News and Commentary
Star Ledger: Jersey's proud moment
2007-12-19 - JERSEY'S PROUD MOMENT (Published Monday, December 17, 2007) New Jersey once was justifiably proud of its reputation as a forward-looking state, for its efforts to provide a quality education for all children, no matter where they lived, for encouraging construction of affordable housing throughout the state, for its excellent judiciary. Lately, though, New Jersey more often than not has signified corruption and crime. Last week, New Jersey regained its place among progressive states when it abolished the death penalty. It took both Democrats and Republicans in the state Senate and the Assembly to make the decision, which was heart-wrenching for many. But it was the right one. Gov. Jon Corzine signs the bill today. Men who had voted in 1982 to reintroduce the death penalty -- such as Senate President Richard Codey -- and officials -- such as Hudson County Prosecutor Edward DeFazio -- who prosecute murderers said the time had come to recognize that the death penalty was not good public policy. Assembly Speaker Joseph Roberts put it best: "It is simply not for us to decide who should live and who should die." In an era of polarizing, partisan politics, the men and women of New Jersey's Legislature rose above the mire to do the right thing. © 2007 The Star Ledger
2007-12-18 - On this Blog you can see some short video clips and some other links to the bill signing and other moments in the whirlwind of the past few weeks, when YEARS of protracted debate and public education and mobilization finally came to a head....
Death Row Disappears As Corzine Signs Bill
2007-12-17 - "Today New Jersey is truly evolving," Corzine told about 200 people packed into his outer office in the Statehouse for the bill-signing ceremony. "Society must determine if its endorsement of violence begets violence and undermines the sanctity of life. ... I answer yes, and therefore I believe we must evolve to ending that endorsement."
2007-12-17 - In a contemplative and at times emotional speech, Mr. Corzine spoke of morality and practicality, saying that ï¿½state-endorsed killingï¿½ was amoral public policy.
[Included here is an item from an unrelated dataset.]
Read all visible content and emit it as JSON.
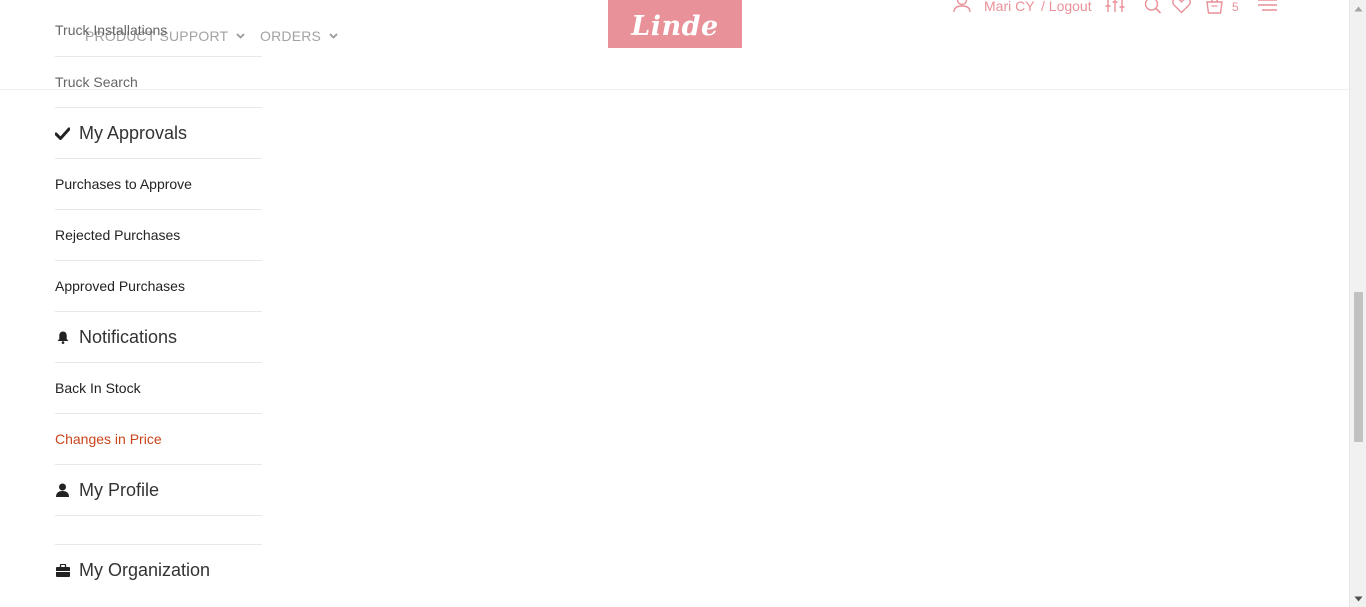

Mr. Corzine, who said he has believed for most of his adult life that capital punishment is wrong, seemed to be making more than just a perfunctory political statement at a bill-signing ceremony.
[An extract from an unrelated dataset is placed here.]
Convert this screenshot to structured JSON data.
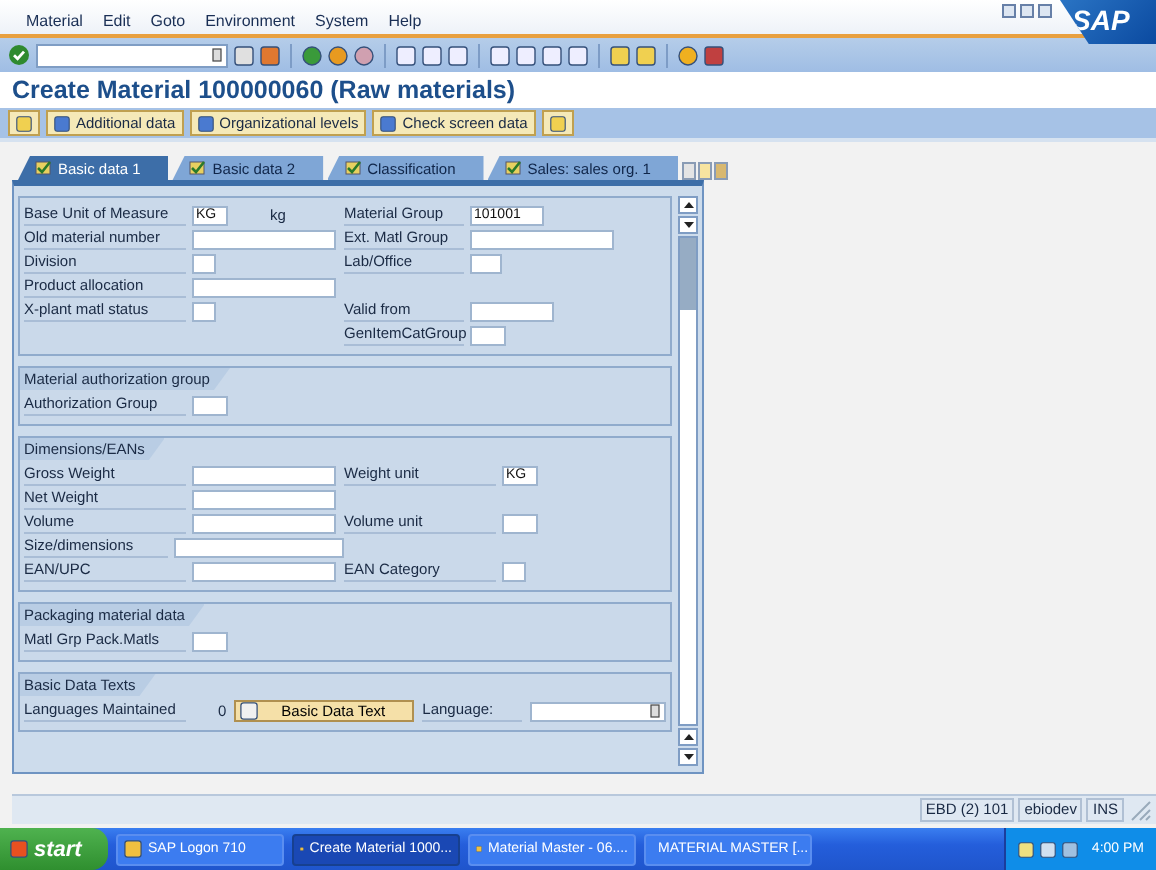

2007-12-15 - NY Times Editorial: "It took 31 years, but the moral bankruptcy, social imbalance, legal impracticality and ultimate futility of the death penalty has finally penetrated the consciences of lawmakers in one of the 37 states that arrogates to itself the right to execute human beings."
Assembly OKs measure to end N.J. executions
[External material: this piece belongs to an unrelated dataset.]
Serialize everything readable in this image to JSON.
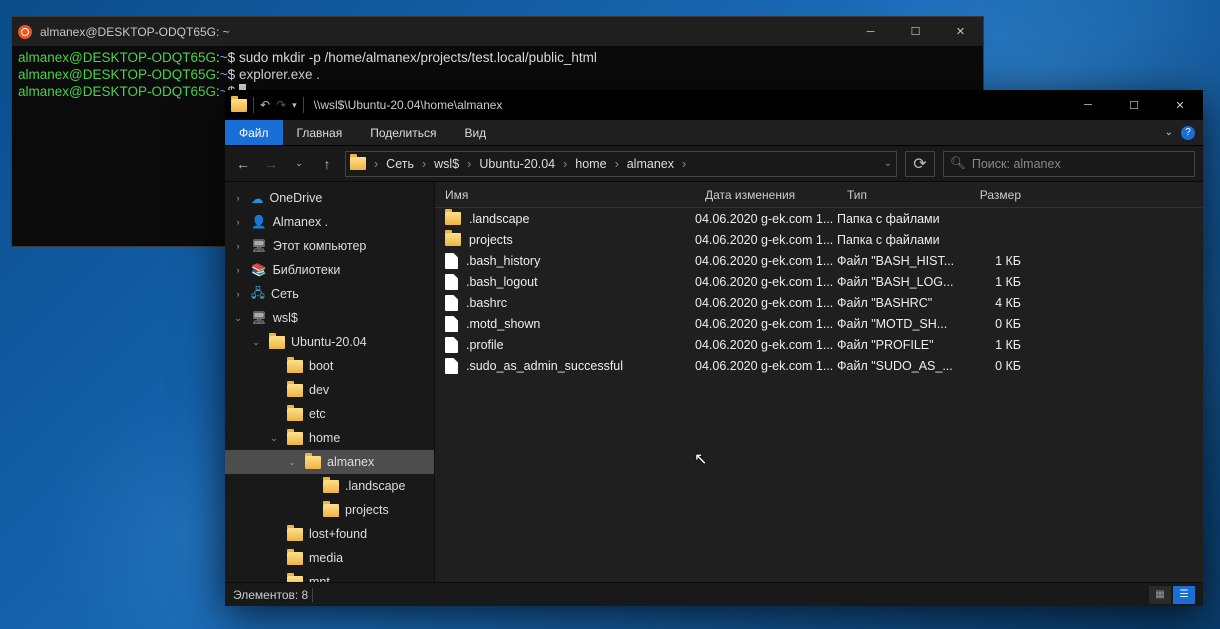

2007-12-14 - "The lawmakers voted 44-36 to replace the state's never-used death penalty with life in prison without parole. The Senate passed the bill Monday. Gov. Jon Corzine said yesterday he expects to sign it in a matter of days, making New Jersey the first state to repeal its capital punishment law in more than 30 years."
2007-12-13 - TRENTON, N.J. (AP) - The New Jersey Assembly approved legislation Thursday to abolish the state's death penalty, making Gov. Jon S. Corzine's signature the only step left before the state becomes the first in four decades to ban executions.